Some moments in life happen to us. Others happen through us. Either way we need to take appropriate time to consider the happening and those whose lives are influenced or affected.
Over the last year I’ve pondered a life confirming Epiphany from last Christmas Eve. “A manifestation of the Divine” “in a startlingly common, subtle and defining way.” The kind of life revelation that shakes the very soul “from center to circumference” while confirming in the clearest possible way that The Lord is guiding us every day of our lives.
It all started with a long prayerful walk over to Virginia Beach’s Town Center area. After what some of us go through in life prayerful walks may be the only respite from insanity.
There was window browsing, a favorite bookstore sweep, the requisite Starbucks stop and a decision to take a seat around a colorful metal outdoor table beneath its heavy umbrella on Fountain Plaza.
Isn’t it amazing how much fun watching people on Christmas Eve can be? You can see the quality of relationships, the caring and kindness woven into souls who just want to make the loves of their lives happy. Perhaps most precious are the moments no one’s supposed to see.
Glances, frozen in time, seem to say I love you and only you.

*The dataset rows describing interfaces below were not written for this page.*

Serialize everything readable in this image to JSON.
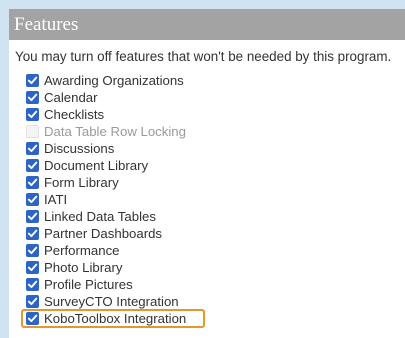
{
  "panel": {
    "title": "Features",
    "intro": "You may turn off features that won't be needed by this program."
  },
  "colors": {
    "checkbox_checked": "#2d64c8",
    "header_background": "#a3a3a3",
    "highlight": "#e6962e",
    "page_background": "#cfe4f0"
  },
  "features": [
    {
      "label": "Awarding Organizations",
      "checked": true
    },
    {
      "label": "Calendar",
      "checked": true
    },
    {
      "label": "Checklists",
      "checked": true
    },
    {
      "label": "Data Table Row Locking",
      "checked": false,
      "disabled": true
    },
    {
      "label": "Discussions",
      "checked": true
    },
    {
      "label": "Document Library",
      "checked": true
    },
    {
      "label": "Form Library",
      "checked": true
    },
    {
      "label": "IATI",
      "checked": true
    },
    {
      "label": "Linked Data Tables",
      "checked": true
    },
    {
      "label": "Partner Dashboards",
      "checked": true
    },
    {
      "label": "Performance",
      "checked": true
    },
    {
      "label": "Photo Library",
      "checked": true
    },
    {
      "label": "Profile Pictures",
      "checked": true
    },
    {
      "label": "SurveyCTO Integration",
      "checked": true
    },
    {
      "label": "KoboToolbox Integration",
      "checked": true,
      "highlighted": true
    }
  ]
}
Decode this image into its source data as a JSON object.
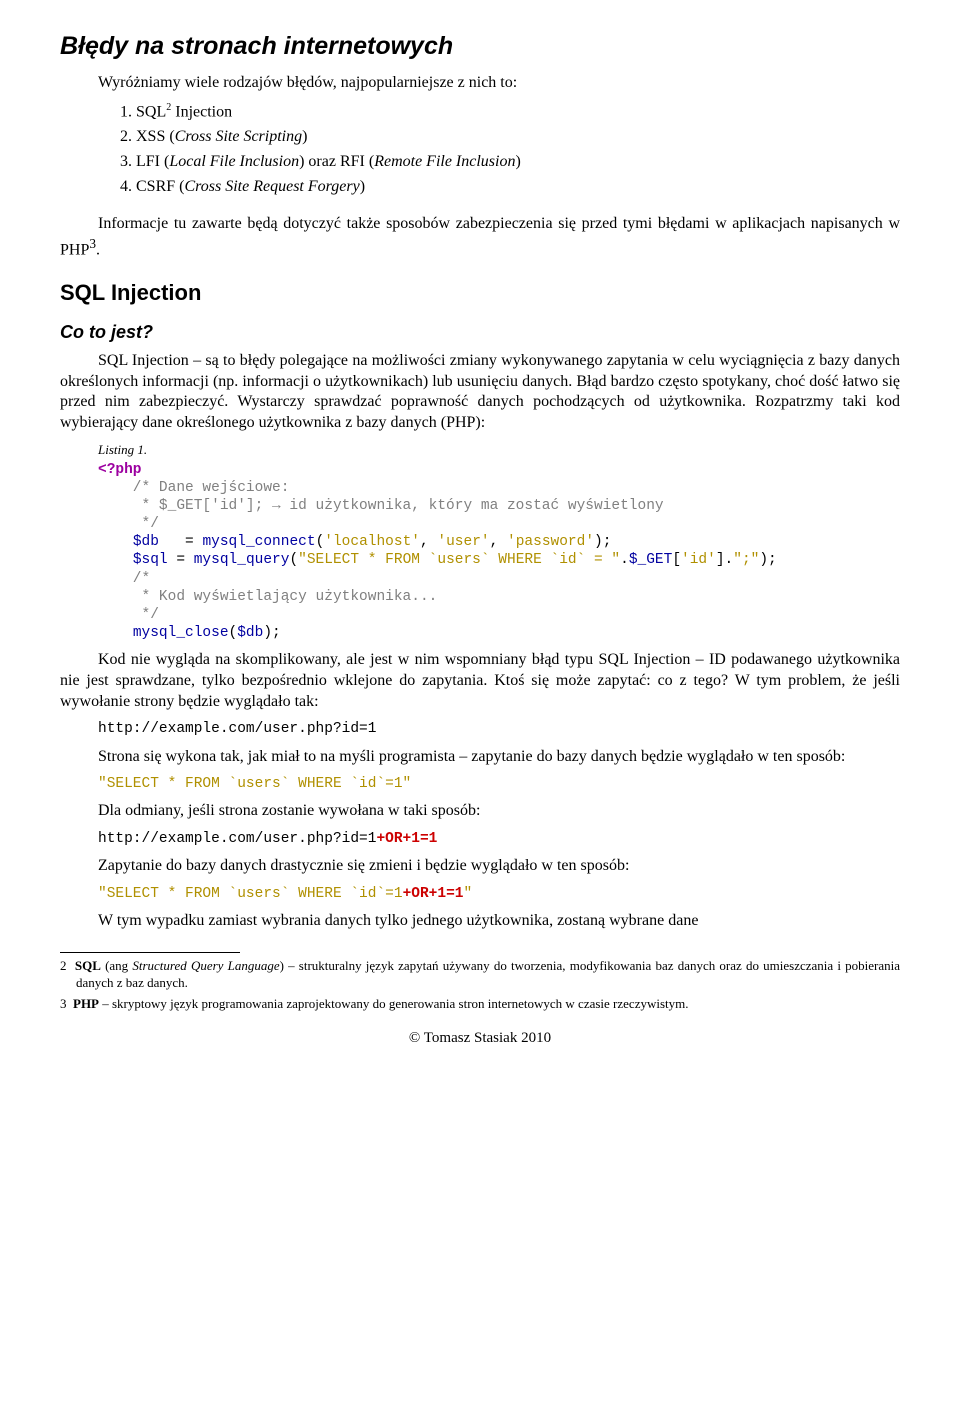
{
  "mainTitle": "Błędy na stronach internetowych",
  "intro": "Wyróżniamy wiele rodzajów błędów, najpopularniejsze z nich to:",
  "list": [
    {
      "num": "1.",
      "text1": "SQL",
      "sup": "2",
      "text2": " Injection"
    },
    {
      "num": "2.",
      "text1": "XSS (",
      "italic": "Cross Site Scripting",
      "text2": ")"
    },
    {
      "num": "3.",
      "text1": "LFI (",
      "italic": "Local File Inclusion",
      "text2": ") oraz RFI (",
      "italic2": "Remote File Inclusion",
      "text3": ")"
    },
    {
      "num": "4.",
      "text1": "CSRF (",
      "italic": "Cross Site Request Forgery",
      "text2": ")"
    }
  ],
  "para1_a": "Informacje tu zawarte będą dotyczyć także sposobów zabezpieczenia się przed tymi błędami w aplikacjach napisanych w PHP",
  "para1_sup": "3",
  "para1_b": ".",
  "sectionTitle": "SQL Injection",
  "subsectionTitle": "Co to jest?",
  "body1": "SQL Injection – są to błędy polegające na możliwości zmiany wykonywanego zapytania w celu wyciągnięcia z bazy danych określonych informacji (np. informacji o użytkownikach) lub usunięciu danych. Błąd bardzo często spotykany, choć dość łatwo się przed nim zabezpieczyć. Wystarczy sprawdzać poprawność danych pochodzących od użytkownika. Rozpatrzmy taki kod wybierający dane określonego użytkownika z bazy danych (PHP):",
  "listingLabel": "Listing 1.",
  "code": {
    "phpOpen": "<?php",
    "c1": "    /* Dane wejściowe:",
    "c2": "     * $_GET['id']; → id użytkownika, który ma zostać wyświetlony",
    "c3": "     */",
    "l1": {
      "var": "$db",
      "mid": "   = ",
      "func": "mysql_connect",
      "paren": "(",
      "s1": "'localhost'",
      "comma1": ", ",
      "s2": "'user'",
      "comma2": ", ",
      "s3": "'password'",
      "close": ");"
    },
    "l2": {
      "var": "$sql",
      "mid": " = ",
      "func": "mysql_query",
      "paren": "(",
      "s1": "\"SELECT * FROM `users` WHERE `id` = \"",
      "dot1": ".",
      "var2": "$_GET",
      "idx": "[",
      "s2": "'id'",
      "idx2": "]",
      "dot2": ".",
      "s3": "\";\"",
      "close": ");"
    },
    "c4": "    /*",
    "c5": "     * Kod wyświetlający użytkownika...",
    "c6": "     */",
    "l3": {
      "func": "mysql_close",
      "paren": "(",
      "var": "$db",
      "close": ");"
    }
  },
  "body2": "Kod nie wygląda na skomplikowany, ale jest w nim wspomniany błąd typu SQL Injection – ID podawanego użytkownika nie jest sprawdzane, tylko bezpośrednio wklejone do zapytania. Ktoś się może zapytać: co z tego? W tym problem, że jeśli wywołanie strony będzie wyglądało tak:",
  "url1": "http://example.com/user.php?id=1",
  "body3": "Strona się wykona tak, jak miał to na myśli programista – zapytanie do bazy danych będzie wyglądało w ten sposób:",
  "sql1": "\"SELECT * FROM `users` WHERE `id`=1\"",
  "body4": "Dla odmiany, jeśli strona zostanie wywołana w taki sposób:",
  "url2_a": "http://example.com/user.php?id=1",
  "url2_b": "+OR+1=1",
  "body5": "Zapytanie do bazy danych drastycznie się zmieni i będzie wyglądało w ten sposób:",
  "sql2_a": "\"SELECT * FROM `users` WHERE `id`=1",
  "sql2_b": "+OR+1=1",
  "sql2_c": "\"",
  "body6": "W tym wypadku zamiast wybrania danych tylko jednego użytkownika, zostaną wybrane dane",
  "footnotes": [
    {
      "num": "2",
      "boldPart": "SQL",
      "normalPart": " (ang ",
      "italicPart": "Structured Query Language",
      "rest": ") – strukturalny język zapytań używany do tworzenia, modyfikowania baz danych oraz do umieszczania i pobierania danych z baz danych."
    },
    {
      "num": "3",
      "boldPart": "PHP",
      "rest": " – skryptowy język programowania zaprojektowany do generowania stron internetowych w czasie rzeczywistym."
    }
  ],
  "footer": "© Tomasz Stasiak 2010"
}
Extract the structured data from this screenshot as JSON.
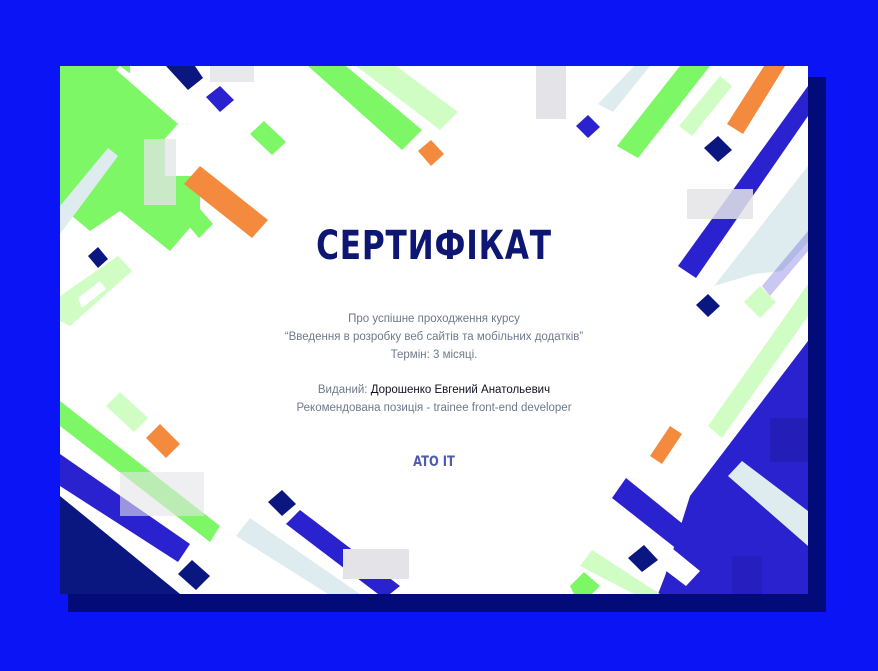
{
  "certificate": {
    "title": "СЕРТИФІКАТ",
    "course_intro": "Про успішне проходження курсу",
    "course_name": "“Введення в розробку веб сайтів та мобільних додатків”",
    "duration": "Термін: 3 місяці.",
    "issued_label": "Виданий:",
    "recipient": "Дорошенко Евгений Анатольевич",
    "recommendation": "Рекомендована позиція - trainee front-end developer",
    "issuer": "ATO IT"
  },
  "colors": {
    "background": "#0A14F5",
    "shadow": "#020B78",
    "title": "#0D1673",
    "green": "#7DF766",
    "light_green": "#CFFDC4",
    "orange": "#F48A3D",
    "blue": "#2A21CF",
    "navy": "#0A1780",
    "pale": "#DFECEF",
    "gray": "#E4E4E8"
  }
}
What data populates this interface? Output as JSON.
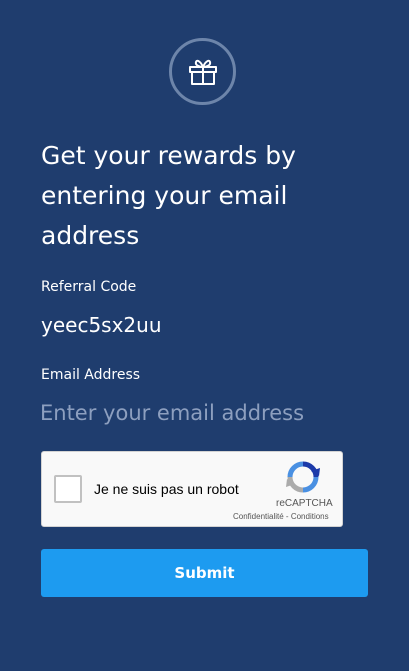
{
  "icon": "gift-icon",
  "heading": "Get your rewards by entering your email address",
  "referral": {
    "label": "Referral Code",
    "value": "yeec5sx2uu"
  },
  "email": {
    "label": "Email Address",
    "placeholder": "Enter your email address",
    "value": ""
  },
  "recaptcha": {
    "label": "Je ne suis pas un robot",
    "brand": "reCAPTCHA",
    "privacy": "Confidentialité",
    "separator": " - ",
    "terms": "Conditions",
    "checked": false
  },
  "submit_label": "Submit",
  "colors": {
    "background": "#1f3d6e",
    "accent": "#1d9bf0",
    "placeholder": "#8d9fbf",
    "badge_ring": "#6d85aa"
  }
}
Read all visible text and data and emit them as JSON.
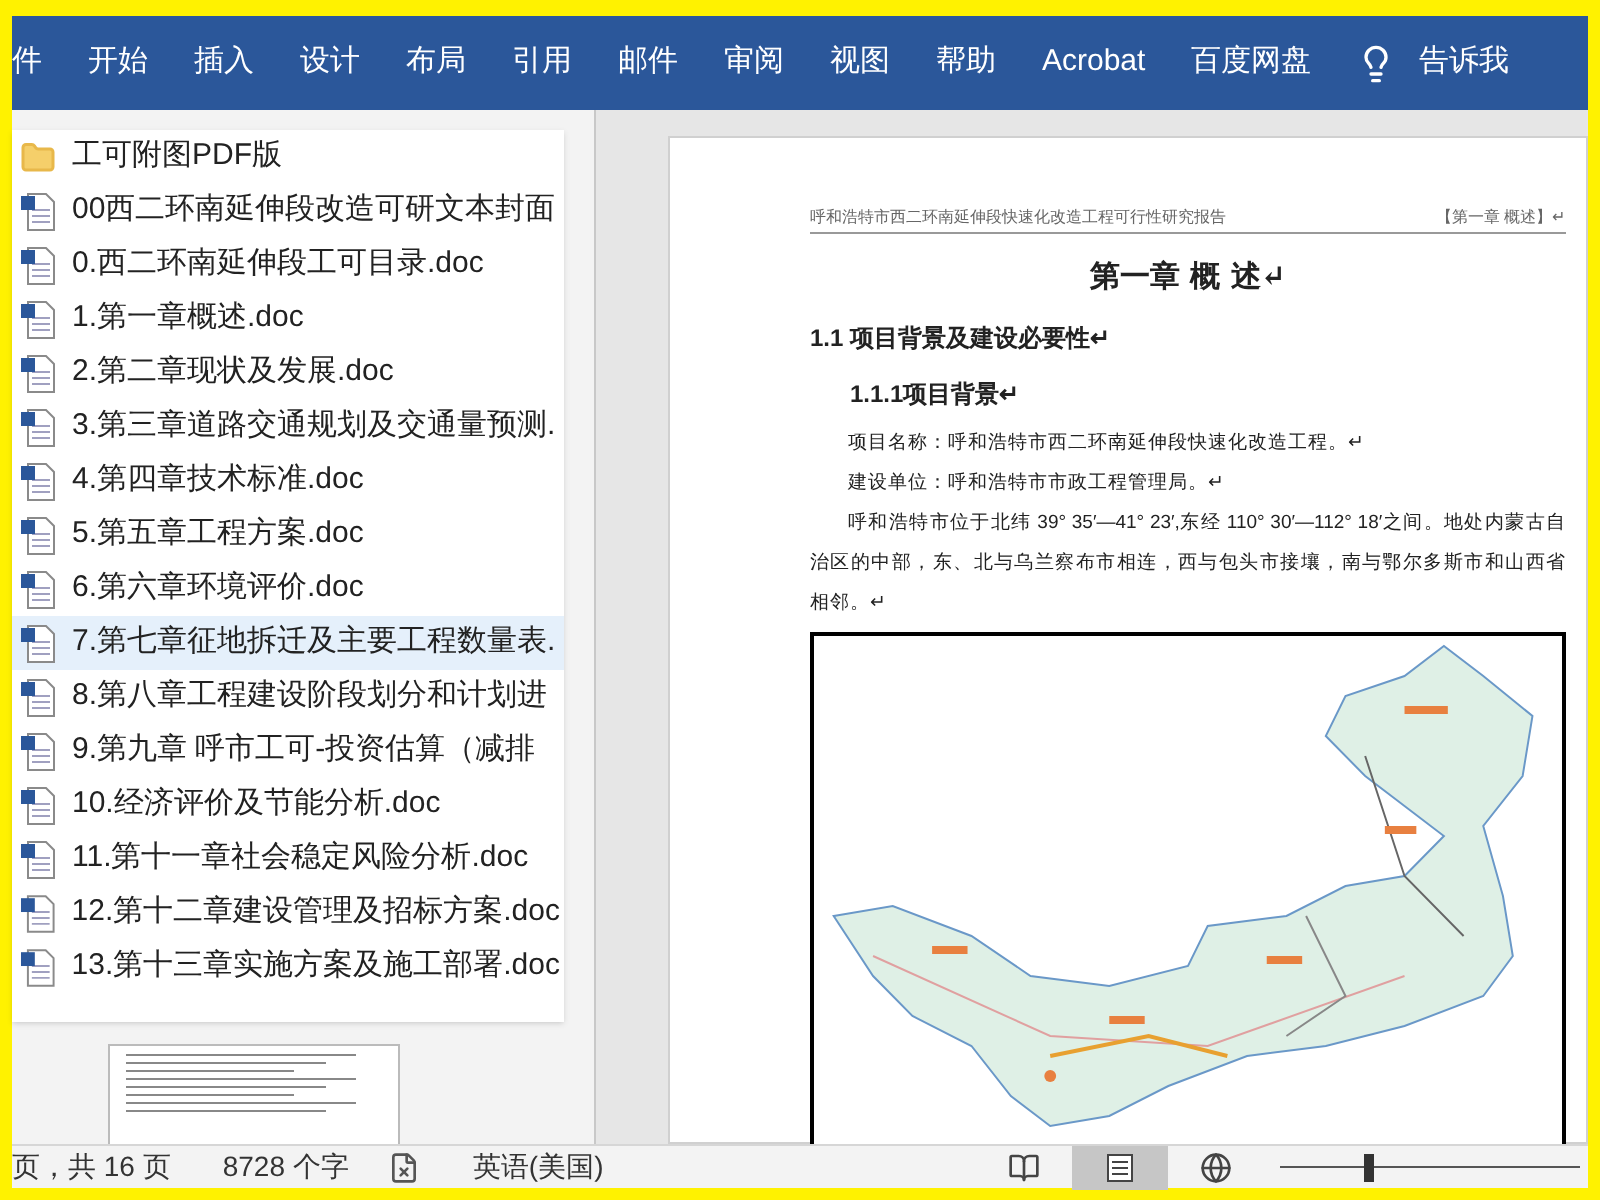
{
  "ribbon": {
    "tabs": [
      {
        "label": "件",
        "selected": false
      },
      {
        "label": "开始",
        "selected": false
      },
      {
        "label": "插入",
        "selected": false
      },
      {
        "label": "设计",
        "selected": false
      },
      {
        "label": "布局",
        "selected": false
      },
      {
        "label": "引用",
        "selected": false
      },
      {
        "label": "邮件",
        "selected": false
      },
      {
        "label": "审阅",
        "selected": false
      },
      {
        "label": "视图",
        "selected": false
      },
      {
        "label": "帮助",
        "selected": false
      },
      {
        "label": "Acrobat",
        "selected": false
      },
      {
        "label": "百度网盘",
        "selected": false
      }
    ],
    "tell_me": "告诉我"
  },
  "file_list": [
    {
      "kind": "folder",
      "name": "工可附图PDF版",
      "selected": false
    },
    {
      "kind": "doc",
      "name": "00西二环南延伸段改造可研文本封面",
      "selected": false
    },
    {
      "kind": "doc",
      "name": "0.西二环南延伸段工可目录.doc",
      "selected": false
    },
    {
      "kind": "doc",
      "name": "1.第一章概述.doc",
      "selected": false
    },
    {
      "kind": "doc",
      "name": "2.第二章现状及发展.doc",
      "selected": false
    },
    {
      "kind": "doc",
      "name": "3.第三章道路交通规划及交通量预测.",
      "selected": false
    },
    {
      "kind": "doc",
      "name": "4.第四章技术标准.doc",
      "selected": false
    },
    {
      "kind": "doc",
      "name": "5.第五章工程方案.doc",
      "selected": false
    },
    {
      "kind": "doc",
      "name": "6.第六章环境评价.doc",
      "selected": false
    },
    {
      "kind": "doc",
      "name": "7.第七章征地拆迁及主要工程数量表.",
      "selected": true
    },
    {
      "kind": "doc",
      "name": "8.第八章工程建设阶段划分和计划进",
      "selected": false
    },
    {
      "kind": "doc",
      "name": "9.第九章 呼市工可-投资估算（减排",
      "selected": false
    },
    {
      "kind": "doc",
      "name": "10.经济评价及节能分析.doc",
      "selected": false
    },
    {
      "kind": "doc",
      "name": "11.第十一章社会稳定风险分析.doc",
      "selected": false
    },
    {
      "kind": "doc",
      "name": "12.第十二章建设管理及招标方案.doc",
      "selected": false
    },
    {
      "kind": "doc",
      "name": "13.第十三章实施方案及施工部署.doc",
      "selected": false
    }
  ],
  "document": {
    "header_left": "呼和浩特市西二环南延伸段快速化改造工程可行性研究报告",
    "header_right": "【第一章 概述】↵",
    "chapter_title": "第一章 概 述↵",
    "section_title": "1.1 项目背景及建设必要性↵",
    "subsection_title": "1.1.1项目背景↵",
    "paragraphs": [
      "项目名称：呼和浩特市西二环南延伸段快速化改造工程。↵",
      "建设单位：呼和浩特市市政工程管理局。↵",
      "呼和浩特市位于北纬 39° 35′—41° 23′,东经 110° 30′—112° 18′之间。地处内蒙古自治区的中部，东、北与乌兰察布市相连，西与包头市接壤，南与鄂尔多斯市和山西省相邻。↵"
    ]
  },
  "status_bar": {
    "page": "页，共 16 页",
    "words": "8728 个字",
    "language": "英语(美国)",
    "views": [
      {
        "kind": "read",
        "selected": false
      },
      {
        "kind": "print",
        "selected": true
      },
      {
        "kind": "web",
        "selected": false
      }
    ],
    "zoom": {
      "level": 0.28
    }
  }
}
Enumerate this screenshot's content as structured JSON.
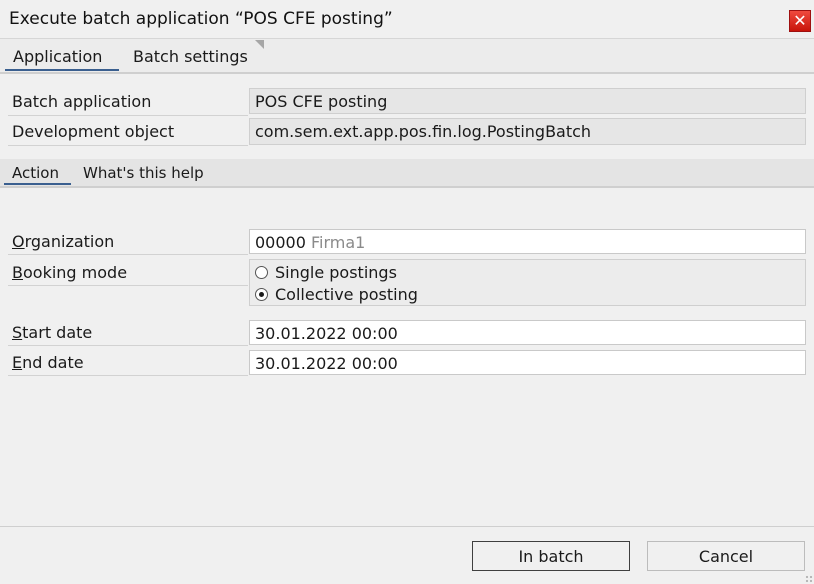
{
  "window": {
    "title": "Execute batch application “POS CFE posting”",
    "close_icon": "close-icon",
    "close_color": "#d62516"
  },
  "tabs": [
    {
      "label": "Application",
      "active": true
    },
    {
      "label": "Batch settings",
      "active": false
    }
  ],
  "info": {
    "batch_application_label": "Batch application",
    "batch_application_value": "POS CFE posting",
    "development_object_label": "Development object",
    "development_object_value": "com.sem.ext.app.pos.fin.log.PostingBatch"
  },
  "subtabs": [
    {
      "label": "Action",
      "active": true
    },
    {
      "label": "What's this help",
      "active": false
    }
  ],
  "form": {
    "organization": {
      "label_first": "O",
      "label_rest": "rganization",
      "code": "00000",
      "name": "Firma1"
    },
    "booking_mode": {
      "label_first": "B",
      "label_rest": "ooking mode",
      "options": [
        {
          "label": "Single postings",
          "selected": false
        },
        {
          "label": "Collective posting",
          "selected": true
        }
      ]
    },
    "start_date": {
      "label_first": "S",
      "label_rest": "tart date",
      "value": "30.01.2022 00:00"
    },
    "end_date": {
      "label_first": "E",
      "label_rest": "nd date",
      "value": "30.01.2022 00:00"
    }
  },
  "buttons": {
    "in_batch": "In batch",
    "cancel": "Cancel"
  },
  "colors": {
    "accent": "#3a5f8f",
    "background": "#f0f0f0"
  }
}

The kind of moment lovers never forget and others are left to envy.
So the time came to take that long walk back home. While easing along a sparsely populated side street, The Lord said “go back, go back to where you were.” Puzzled, I turned around and went to the same seat beneath what felt like an old friend.
About 10 maybe 15 minutes later, two of the cutest little girls swept through the plaza. In pigtails and pink, these mini sisters, maybe 4 and six years old, attacked the fountain with all the joyous anticipation of a visit from Santa. They tested the boundaries of where they should play. So I felt comfortable telling them not to stray too far from their mother.
The oldest eventually eased off to play with a larger girl on a hover board. The youngest used uncoordinated steps to run back and forth across the fountains front as her mother and I watched from opposite sides of the plaza.
Then suddenly, as if from out of nowhere, she became flawlessly coordinated. She took off running to the opposite side then rounded the fountain’s corner toward a busy street. I eased from the other end to head her off. Mom was in pursuit. Her littlest angel was sprinting for the crosswalk as a car came barreling from the left. Another moved in from the right. Just as she got to the curb I found myself shouting “STOP LITTLE GIRL, STOP RIGHT WHERE YOU ARE!.”
Startled, she did just that. The cars passed harmlessly by. She ran away from her mother, perhaps knowing Mom was gonna deal with her. There was a panicked “thank you so much. I don’t know what got into her.”
Rattled, I wandered back to the table. Ten minutes later, The Lord said, “ You can go now.”
Just think of the domino effect the worst that could happen might have produced. How a family would have literally been torn apart by a tragedy with the potential to ruin a marriage, a household and countless other lives as well as Christmas memories for a lifetime.
Because of this experience, I’ll appreciate the Christmas Magi even more for the rest of my life. They, too, learned how “obedience is better than sacrifice.”
“So being warned in a dream not to go back to Herod, they departed and went home another way.”
Who says, The Lord’s not with you and me this Christmas “and he walks with me and he talks with me and he tells me …”
Dennis Edwards is an Emmy Award Winning Investigative Television Journalist who’s worked in Detroit, Baltimore, St. Louis, Richmond and as a Freelance Correspondent for CNN. He’s a graduate of Virginia Union University and its Samuel Dewitt Proctor School of Theology.